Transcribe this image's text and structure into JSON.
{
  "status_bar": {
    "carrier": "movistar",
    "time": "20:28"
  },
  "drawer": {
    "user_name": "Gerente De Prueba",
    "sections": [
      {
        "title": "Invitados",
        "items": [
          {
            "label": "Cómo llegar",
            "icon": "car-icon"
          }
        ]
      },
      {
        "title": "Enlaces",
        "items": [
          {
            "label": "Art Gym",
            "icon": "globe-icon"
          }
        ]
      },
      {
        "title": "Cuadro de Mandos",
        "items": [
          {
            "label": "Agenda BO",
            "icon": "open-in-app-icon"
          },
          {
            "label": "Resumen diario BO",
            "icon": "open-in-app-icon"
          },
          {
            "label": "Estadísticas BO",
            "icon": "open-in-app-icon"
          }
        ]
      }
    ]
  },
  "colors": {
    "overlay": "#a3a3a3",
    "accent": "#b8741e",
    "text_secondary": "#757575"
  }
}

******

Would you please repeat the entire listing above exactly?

▶ _Answer for this exercise_:
Transcribe this image's text and structure into JSON.
{
  "status_bar": {
    "carrier": "movistar",
    "time": "20:28"
  },
  "drawer": {
    "user_name": "Gerente De Prueba",
    "sections": [
      {
        "title": "Invitados",
        "items": [
          {
            "label": "Cómo llegar",
            "icon": "car-icon"
          }
        ]
      },
      {
        "title": "Enlaces",
        "items": [
          {
            "label": "Art Gym",
            "icon": "globe-icon"
          }
        ]
      },
      {
        "title": "Cuadro de Mandos",
        "items": [
          {
            "label": "Agenda BO",
            "icon": "open-in-app-icon"
          },
          {
            "label": "Resumen diario BO",
            "icon": "open-in-app-icon"
          },
          {
            "label": "Estadísticas BO",
            "icon": "open-in-app-icon"
          }
        ]
      }
    ]
  },
  "colors": {
    "overlay": "#a3a3a3",
    "accent": "#b8741e",
    "text_secondary": "#757575"
  }
}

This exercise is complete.